Liz Gorman spent years working at prestigious law firms before realizing that what she really wanted to do was teach in the social sciences. She switched careers entirely after ten years in practice, and is now a tenured sociology professor at the University of Virginia
Liz spent her first few years after law school at a Washington, DC firm, but she didn’t enjoy government work. She moved to New York and joined a Wall Street firm, but that had problems of its own. “It was all about money. It took my breath away to see these incredibly smart people spending 100 hours a week figuring out whether one corporation could get a little more money than another.”
Frustrated, she left the firm and spent some time on the kind of comprehensive self-assessment she now wishes she had done in college. She read “What Color Is Your Parachute,” and loved working through the book’s exercises. That self-analysis led her to realize both that she had an academic bent and that she was most interested in the social sciences.

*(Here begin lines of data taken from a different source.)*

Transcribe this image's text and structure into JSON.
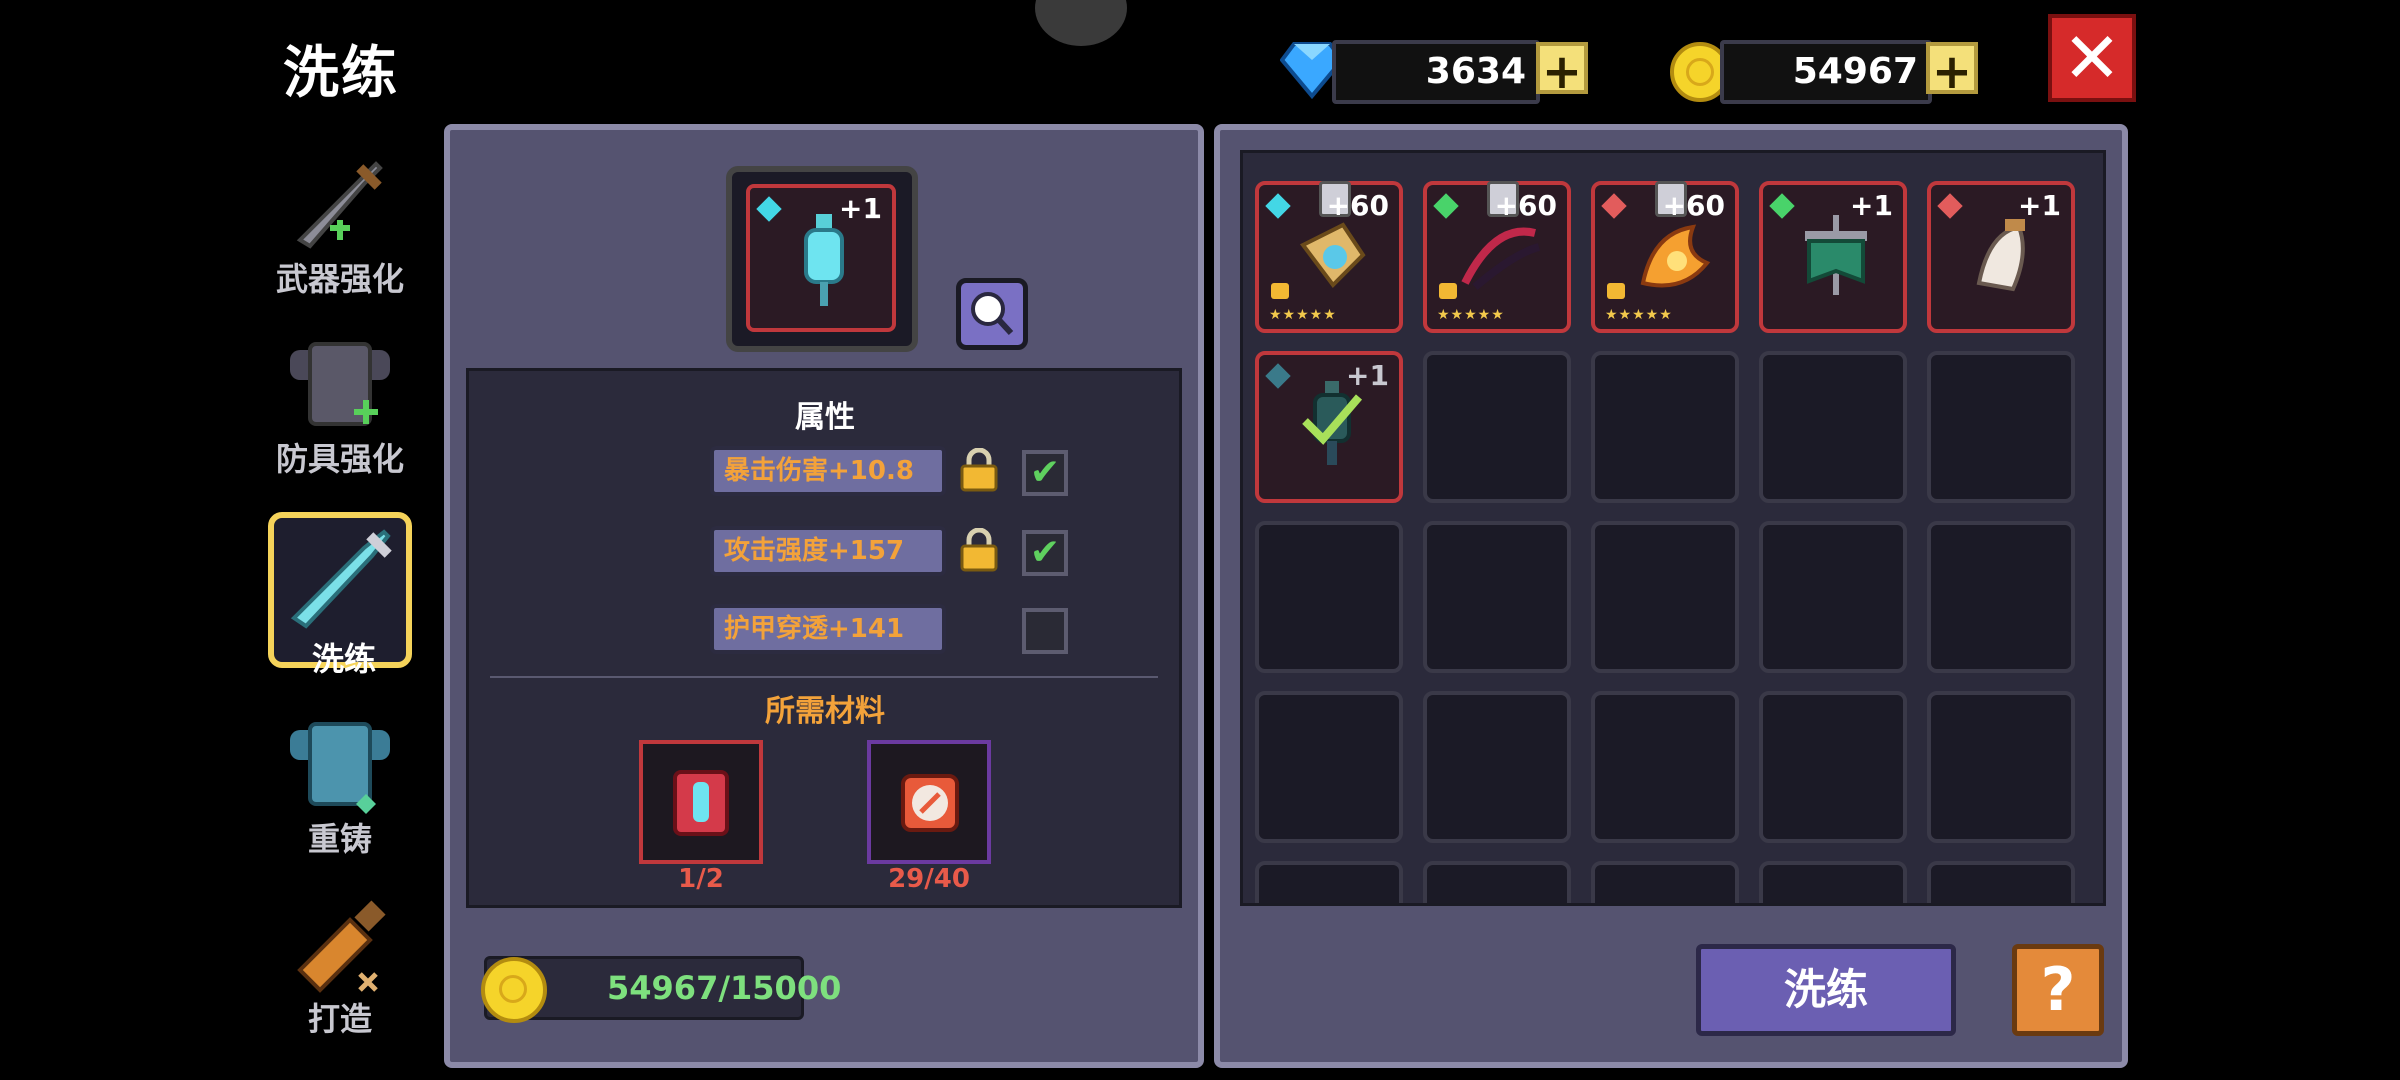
{
  "title": "洗练",
  "currency": {
    "gems": "3634",
    "gold": "54967"
  },
  "sidebar": {
    "items": [
      {
        "label": "武器强化",
        "icon": "sword-icon"
      },
      {
        "label": "防具强化",
        "icon": "armor-icon"
      },
      {
        "label": "洗练",
        "icon": "crystal-sword-icon",
        "active": true
      },
      {
        "label": "重铸",
        "icon": "blue-armor-icon"
      },
      {
        "label": "打造",
        "icon": "hammer-icon"
      }
    ]
  },
  "selected_item": {
    "plus": "+1"
  },
  "attributes": {
    "heading": "属性",
    "list": [
      {
        "label": "暴击伤害+10.8",
        "locked": true,
        "checked": true
      },
      {
        "label": "攻击强度+157",
        "locked": true,
        "checked": true
      },
      {
        "label": "护甲穿透+141",
        "locked": false,
        "checked": false
      }
    ]
  },
  "materials": {
    "heading": "所需材料",
    "items": [
      {
        "count": "1/2"
      },
      {
        "count": "29/40"
      }
    ]
  },
  "cost": {
    "gold": "54967/15000"
  },
  "inventory": [
    {
      "plus": "+60",
      "stars": "★★★★★",
      "gem": "#43d7e6"
    },
    {
      "plus": "+60",
      "stars": "★★★★★",
      "gem": "#49d36a"
    },
    {
      "plus": "+60",
      "stars": "★★★★★",
      "gem": "#e25c5c"
    },
    {
      "plus": "+1",
      "stars": "",
      "gem": "#49d36a"
    },
    {
      "plus": "+1",
      "stars": "",
      "gem": "#e25c5c"
    },
    {
      "plus": "+1",
      "stars": "",
      "gem": "#3a7a8a"
    }
  ],
  "buttons": {
    "refine": "洗练",
    "help": "?"
  },
  "colors": {
    "accent": "#6b5fb2",
    "attr_text": "#f3a23a",
    "close": "#d62a2a"
  }
}
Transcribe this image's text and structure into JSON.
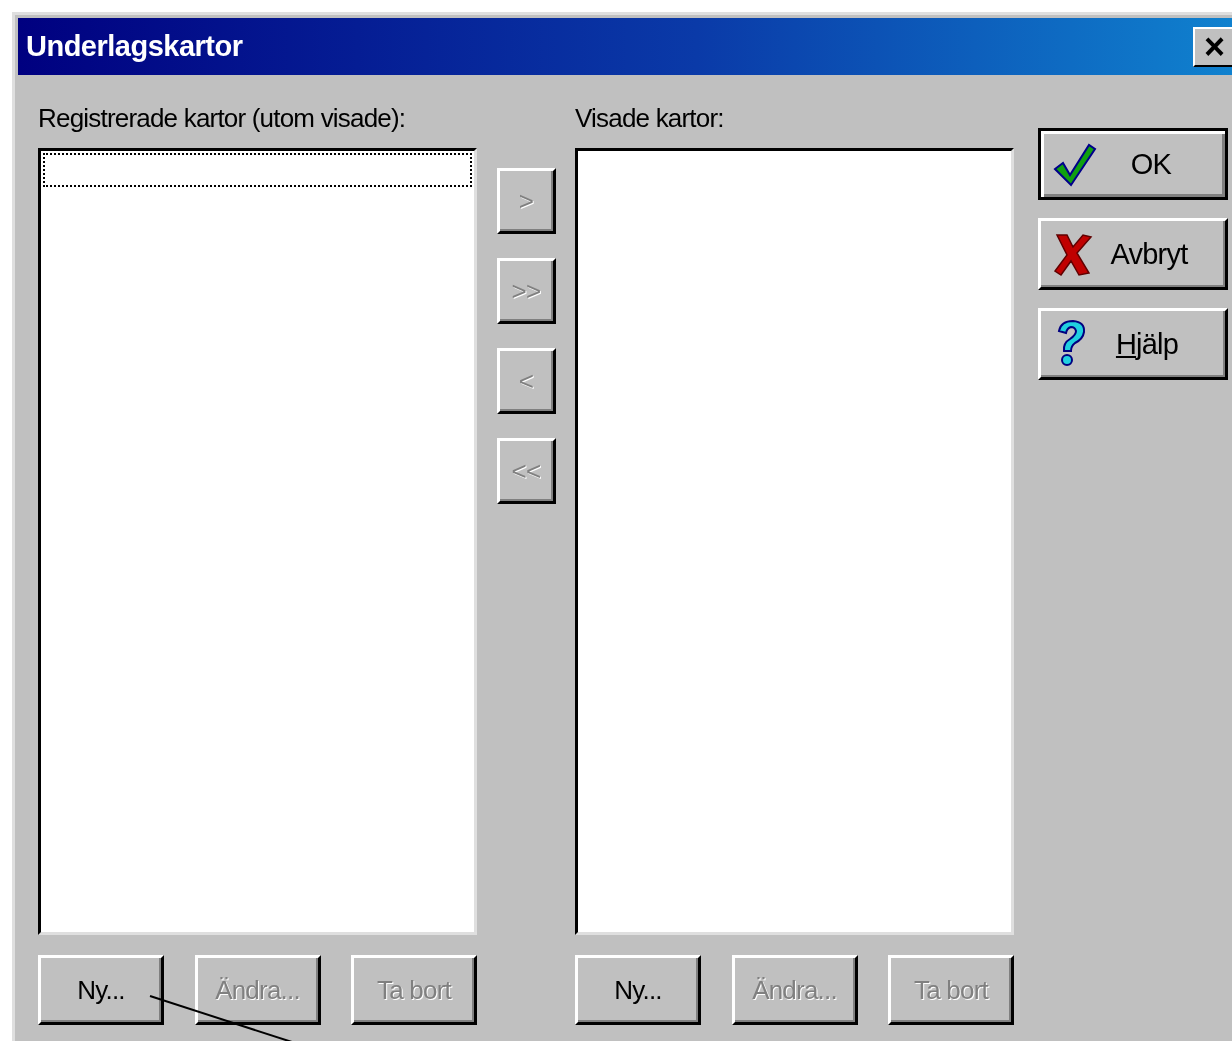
{
  "window": {
    "title": "Underlagskartor",
    "close_label": "×"
  },
  "lists": [
    {
      "label": "Registrerade kartor (utom visade):",
      "focused": true,
      "buttons": [
        {
          "label": "Ny...",
          "disabled": false
        },
        {
          "label": "Ändra...",
          "disabled": true
        },
        {
          "label": "Ta bort",
          "disabled": true
        }
      ]
    },
    {
      "label": "Visade kartor:",
      "focused": false,
      "buttons": [
        {
          "label": "Ny...",
          "disabled": false
        },
        {
          "label": "Ändra...",
          "disabled": true
        },
        {
          "label": "Ta bort",
          "disabled": true
        }
      ]
    }
  ],
  "move_buttons": [
    {
      "label": ">",
      "disabled": true
    },
    {
      "label": ">>",
      "disabled": true
    },
    {
      "label": "<",
      "disabled": true
    },
    {
      "label": "<<",
      "disabled": true
    }
  ],
  "action_buttons": [
    {
      "label": "OK",
      "kind": "ok",
      "default": true,
      "underline_first": false
    },
    {
      "label": "Avbryt",
      "kind": "cancel",
      "default": false,
      "underline_first": false
    },
    {
      "label": "Hjälp",
      "kind": "help",
      "default": false,
      "underline_first": true
    }
  ]
}
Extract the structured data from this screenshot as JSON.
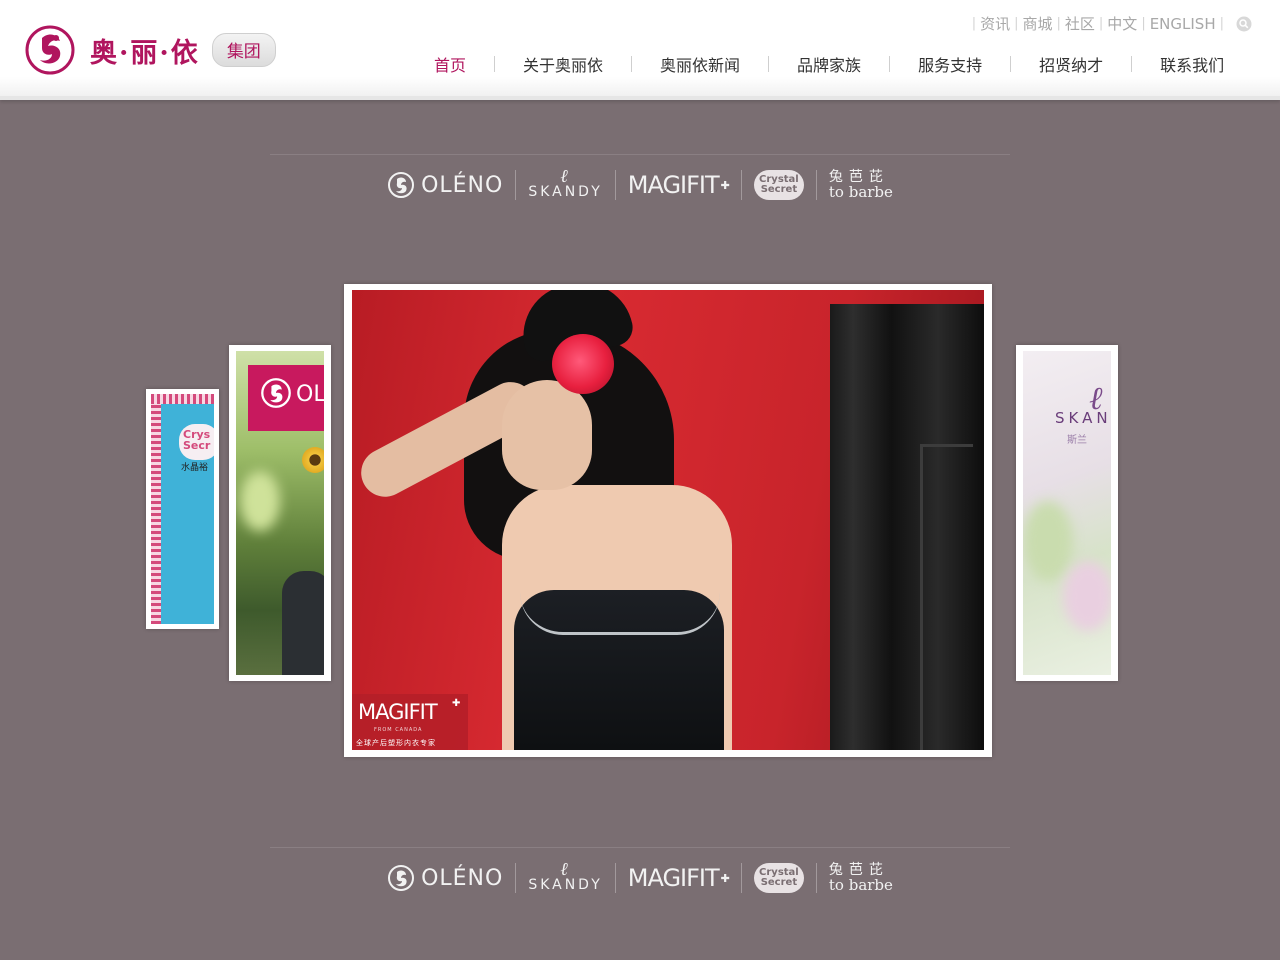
{
  "header": {
    "logo_text": "奥·丽·依",
    "logo_badge": "集团",
    "util_links": [
      "资讯",
      "商城",
      "社区",
      "中文",
      "ENGLISH"
    ],
    "nav": [
      {
        "label": "首页",
        "active": true
      },
      {
        "label": "关于奥丽依",
        "active": false
      },
      {
        "label": "奥丽依新闻",
        "active": false
      },
      {
        "label": "品牌家族",
        "active": false
      },
      {
        "label": "服务支持",
        "active": false
      },
      {
        "label": "招贤纳才",
        "active": false
      },
      {
        "label": "联系我们",
        "active": false
      }
    ]
  },
  "brands": {
    "oleno": "OLÉNO",
    "skandy": "SKANDY",
    "magifit": "MAGIFIT",
    "secret_1": "Crystal",
    "secret_2": "Secret",
    "tobarbe_cn": "兔芭芘",
    "tobarbe_en": "to barbe"
  },
  "slides": {
    "main_badge_title": "MAGIFIT",
    "main_badge_sub": "FROM CANADA",
    "main_badge_caption": "全球产后塑形内衣专家",
    "left_brand": "OL",
    "far_left_brand_1": "Crys",
    "far_left_brand_2": "Secr",
    "far_left_cn": "水晶裕",
    "right_brand": "SKAN",
    "right_cn": "斯兰"
  },
  "colors": {
    "brand": "#b0155e",
    "background": "#7a6e72"
  }
}
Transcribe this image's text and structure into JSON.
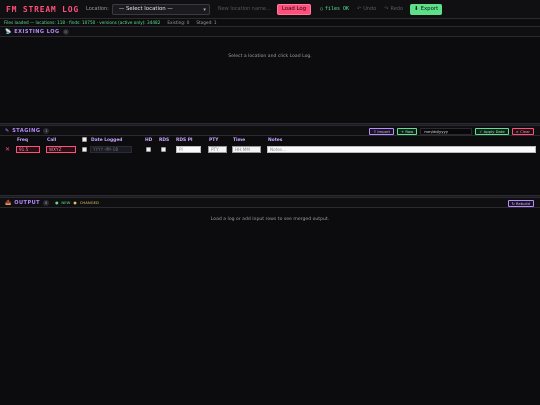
{
  "header": {
    "title": "FM STREAM LOG",
    "location_label": "Location:",
    "location_select": "— Select location —",
    "new_location_placeholder": "New location name...",
    "load_button": "Load Log",
    "files_ok": "files OK",
    "undo": "Undo",
    "redo": "Redo",
    "export": "Export"
  },
  "status": {
    "loaded": "Files loaded — locations: 118 · finds: 10750 · versions (active only): 34482",
    "existing": "Existing: 0",
    "staged": "Staged: 1"
  },
  "existing_log": {
    "title": "EXISTING LOG",
    "count": "0",
    "empty_message": "Select a location and click Load Log."
  },
  "staging": {
    "title": "STAGING",
    "count": "1",
    "import_label": "Import",
    "add_row_label": "+ Row",
    "date_placeholder": "mm/dd/yyyy",
    "apply_date_label": "✓ Apply Date",
    "clear_label": "× Clear",
    "columns": [
      "Freq",
      "Call",
      "Date Logged",
      "HD",
      "RDS",
      "RDS PI",
      "PTY",
      "Time",
      "Notes"
    ],
    "row": {
      "freq_placeholder": "91.5",
      "call_placeholder": "WXYZ",
      "date_placeholder": "YYYY-MM-DD",
      "rds_pi_placeholder": "PI",
      "pty_placeholder": "PTY",
      "time_placeholder": "HH:MM",
      "notes_placeholder": "Notes..."
    }
  },
  "output": {
    "title": "OUTPUT",
    "count": "0",
    "legend_new": "NEW",
    "legend_changed": "CHANGED",
    "rebuild_label": "Rebuild",
    "empty_message": "Load a log or add input rows to see merged output."
  },
  "colors": {
    "accent": "#ff4f7a",
    "purple": "#b68cff",
    "green": "#5ee08a"
  }
}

Although she didn’t know which of the social sciences she wanted to focus on at first, auditing classes at Columbia helped her narrow her interests to sociology. Her family moved to Boston so that Liz could study at Harvard, where she had been an undergraduate. “The hardest thing about going back to school was restarting the learning curve,” she says. For the previous ten years, Liz had been a professional with a certain amount of autonomy. Now, she was studying unfamiliar subjects, like advanced statistics, and learning about theorists she had never read.
After getting her doctorate, Liz joined the faculty at the University of Virginia, commuting on the weekends to her family in Boston. She loved academia from the start. While she was on the tenure track, she stopped the clock when she and her husband adopted each of their children. She got tenure, and is now an associate professor.
Liz’s advice to unhappy lawyers is this: make a move as soon as you know you’re unhappy. She remembers that when she was practicing law in New York, she sometimes felt as though she was in Invasion of the Body Snatchers. She barely recognized the person she was during the day at the firm, but she would get herself back at night. “If your job pulls at you like that,” she says, “listen to that voice and take some action. You don’t want to wake up at 75 and feel bad about what you did with your life.”